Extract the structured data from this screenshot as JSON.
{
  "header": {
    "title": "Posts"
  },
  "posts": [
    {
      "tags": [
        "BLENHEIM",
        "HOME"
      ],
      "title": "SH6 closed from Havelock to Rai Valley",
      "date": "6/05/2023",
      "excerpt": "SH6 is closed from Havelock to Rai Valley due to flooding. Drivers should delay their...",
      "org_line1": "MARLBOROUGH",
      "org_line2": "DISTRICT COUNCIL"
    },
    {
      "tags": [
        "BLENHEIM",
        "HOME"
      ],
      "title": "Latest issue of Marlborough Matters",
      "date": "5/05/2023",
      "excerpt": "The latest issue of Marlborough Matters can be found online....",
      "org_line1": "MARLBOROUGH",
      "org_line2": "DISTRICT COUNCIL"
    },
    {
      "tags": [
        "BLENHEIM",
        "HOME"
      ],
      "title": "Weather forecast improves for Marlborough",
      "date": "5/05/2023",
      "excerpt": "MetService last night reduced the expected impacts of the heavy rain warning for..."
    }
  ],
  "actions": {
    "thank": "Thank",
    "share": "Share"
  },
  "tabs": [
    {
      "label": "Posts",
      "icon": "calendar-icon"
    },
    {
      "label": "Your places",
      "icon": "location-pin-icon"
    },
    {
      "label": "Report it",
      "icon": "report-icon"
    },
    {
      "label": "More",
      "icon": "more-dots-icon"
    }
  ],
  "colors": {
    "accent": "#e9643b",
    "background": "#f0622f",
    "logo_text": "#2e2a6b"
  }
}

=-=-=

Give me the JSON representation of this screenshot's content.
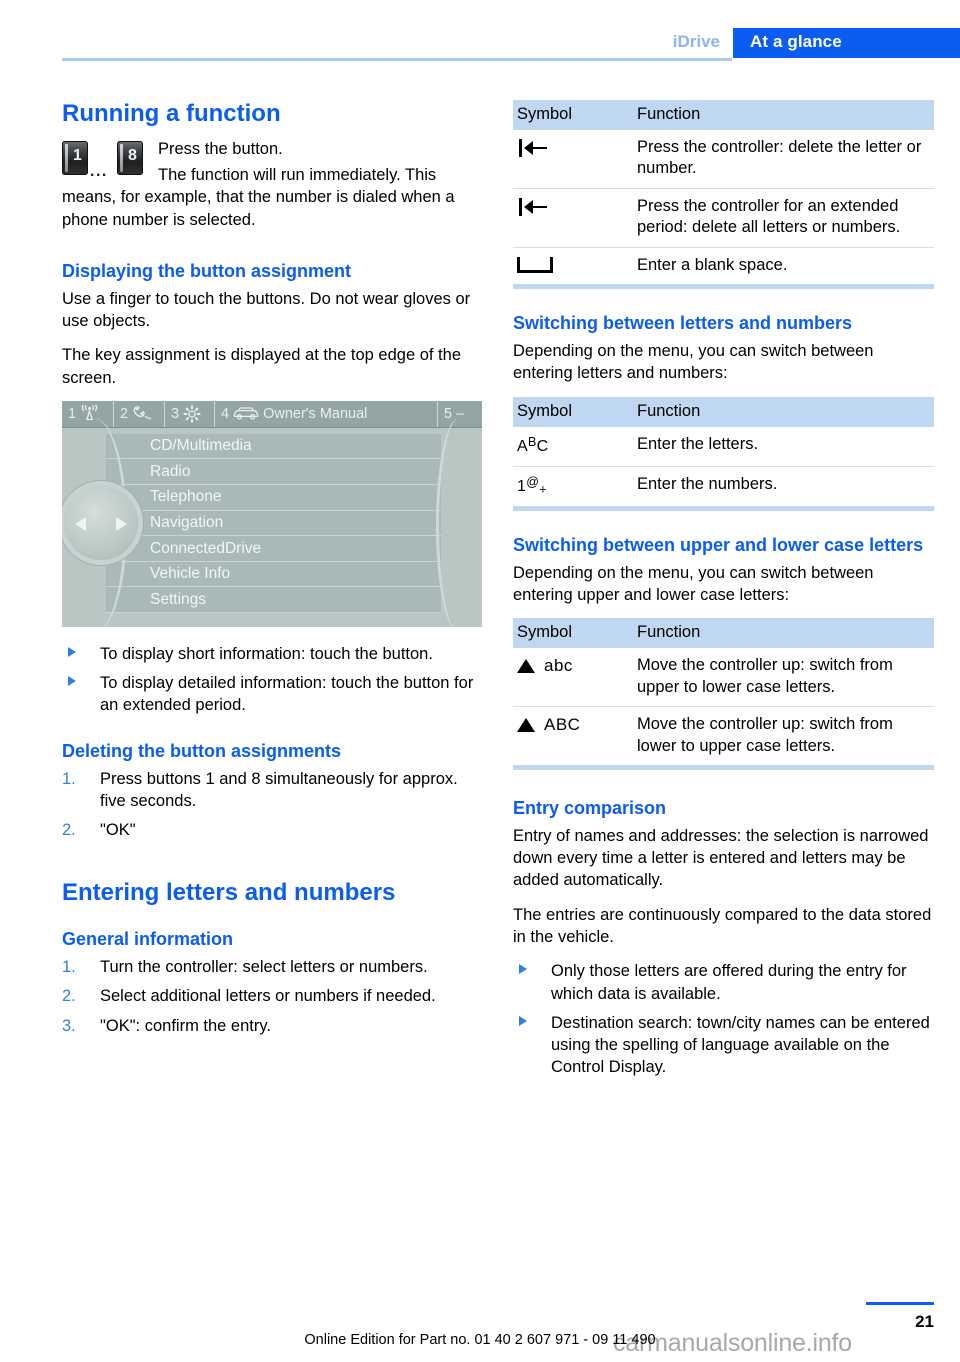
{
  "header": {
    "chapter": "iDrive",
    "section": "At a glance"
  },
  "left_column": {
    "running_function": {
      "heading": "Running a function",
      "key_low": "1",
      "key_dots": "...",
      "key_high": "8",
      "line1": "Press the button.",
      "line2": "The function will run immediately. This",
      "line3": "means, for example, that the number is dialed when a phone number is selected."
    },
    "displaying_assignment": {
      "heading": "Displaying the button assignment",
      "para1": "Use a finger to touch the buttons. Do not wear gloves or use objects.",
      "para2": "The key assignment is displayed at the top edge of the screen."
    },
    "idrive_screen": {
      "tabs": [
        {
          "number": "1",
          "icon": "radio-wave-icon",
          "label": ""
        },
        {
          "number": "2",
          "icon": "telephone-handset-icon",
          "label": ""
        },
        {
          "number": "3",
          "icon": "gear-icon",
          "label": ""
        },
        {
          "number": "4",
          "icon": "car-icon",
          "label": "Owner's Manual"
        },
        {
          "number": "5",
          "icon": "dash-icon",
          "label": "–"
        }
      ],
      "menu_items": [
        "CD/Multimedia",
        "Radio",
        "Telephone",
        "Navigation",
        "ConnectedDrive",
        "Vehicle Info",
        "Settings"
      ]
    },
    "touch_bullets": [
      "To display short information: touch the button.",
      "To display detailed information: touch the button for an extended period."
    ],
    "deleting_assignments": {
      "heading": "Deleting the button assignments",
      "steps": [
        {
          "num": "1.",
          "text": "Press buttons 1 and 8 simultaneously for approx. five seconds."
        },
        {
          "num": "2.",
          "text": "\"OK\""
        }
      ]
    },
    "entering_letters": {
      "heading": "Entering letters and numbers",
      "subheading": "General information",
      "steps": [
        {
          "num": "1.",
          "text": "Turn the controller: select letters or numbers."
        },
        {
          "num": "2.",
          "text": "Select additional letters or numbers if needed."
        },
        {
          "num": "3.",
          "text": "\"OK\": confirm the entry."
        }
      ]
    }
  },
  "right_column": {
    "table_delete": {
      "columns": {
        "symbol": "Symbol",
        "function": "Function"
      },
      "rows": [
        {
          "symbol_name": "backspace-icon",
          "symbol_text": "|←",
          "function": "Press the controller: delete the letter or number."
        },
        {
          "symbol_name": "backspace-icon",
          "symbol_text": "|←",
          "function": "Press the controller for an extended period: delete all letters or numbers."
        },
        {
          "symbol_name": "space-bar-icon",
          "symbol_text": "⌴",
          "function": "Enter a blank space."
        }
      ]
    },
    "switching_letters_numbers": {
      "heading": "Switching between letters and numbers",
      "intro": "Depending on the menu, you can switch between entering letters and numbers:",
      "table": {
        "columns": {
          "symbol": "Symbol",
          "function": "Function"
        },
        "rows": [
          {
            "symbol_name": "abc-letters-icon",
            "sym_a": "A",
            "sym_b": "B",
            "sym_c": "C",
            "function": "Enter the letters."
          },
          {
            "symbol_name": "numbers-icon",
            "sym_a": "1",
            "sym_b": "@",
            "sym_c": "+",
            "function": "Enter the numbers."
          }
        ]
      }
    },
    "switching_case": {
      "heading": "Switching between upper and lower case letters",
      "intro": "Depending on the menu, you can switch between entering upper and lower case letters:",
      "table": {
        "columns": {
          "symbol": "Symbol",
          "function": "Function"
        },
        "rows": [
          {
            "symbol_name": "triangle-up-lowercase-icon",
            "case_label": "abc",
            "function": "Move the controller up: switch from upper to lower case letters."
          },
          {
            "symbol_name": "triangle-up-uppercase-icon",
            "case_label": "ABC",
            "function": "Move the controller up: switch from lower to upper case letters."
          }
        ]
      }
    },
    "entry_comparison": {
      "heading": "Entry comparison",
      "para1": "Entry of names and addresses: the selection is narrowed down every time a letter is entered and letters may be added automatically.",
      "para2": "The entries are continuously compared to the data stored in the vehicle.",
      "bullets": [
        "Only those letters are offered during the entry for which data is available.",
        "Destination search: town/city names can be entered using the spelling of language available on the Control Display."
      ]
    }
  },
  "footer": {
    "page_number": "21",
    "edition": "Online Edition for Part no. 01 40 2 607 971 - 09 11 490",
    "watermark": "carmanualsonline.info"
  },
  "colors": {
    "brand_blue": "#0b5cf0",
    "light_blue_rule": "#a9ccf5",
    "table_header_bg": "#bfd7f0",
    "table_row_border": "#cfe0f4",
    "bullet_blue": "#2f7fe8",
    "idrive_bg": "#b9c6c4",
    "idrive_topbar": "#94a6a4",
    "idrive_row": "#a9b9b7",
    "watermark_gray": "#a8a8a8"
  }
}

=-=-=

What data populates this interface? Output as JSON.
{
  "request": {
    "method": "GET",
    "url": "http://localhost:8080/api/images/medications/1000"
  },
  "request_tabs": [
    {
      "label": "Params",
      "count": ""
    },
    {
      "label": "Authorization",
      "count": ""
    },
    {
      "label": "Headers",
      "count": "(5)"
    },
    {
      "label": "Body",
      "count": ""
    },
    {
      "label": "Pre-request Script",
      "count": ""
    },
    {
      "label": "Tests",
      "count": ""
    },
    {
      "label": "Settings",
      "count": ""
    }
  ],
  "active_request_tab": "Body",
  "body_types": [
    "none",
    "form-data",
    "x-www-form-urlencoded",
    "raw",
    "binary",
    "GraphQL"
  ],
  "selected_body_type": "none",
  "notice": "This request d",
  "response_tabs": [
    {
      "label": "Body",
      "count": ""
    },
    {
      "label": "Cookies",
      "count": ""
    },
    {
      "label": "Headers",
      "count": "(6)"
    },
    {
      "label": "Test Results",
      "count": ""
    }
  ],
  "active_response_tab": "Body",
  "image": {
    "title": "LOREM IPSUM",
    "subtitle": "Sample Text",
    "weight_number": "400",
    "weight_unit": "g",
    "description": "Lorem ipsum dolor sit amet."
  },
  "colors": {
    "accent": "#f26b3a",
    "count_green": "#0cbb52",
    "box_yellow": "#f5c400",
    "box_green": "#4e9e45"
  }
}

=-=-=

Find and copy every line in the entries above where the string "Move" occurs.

            "function": "Move the controller up: switch from upper to lower case letters."
            "function": "Move the controller up: switch from lower to upper case letters."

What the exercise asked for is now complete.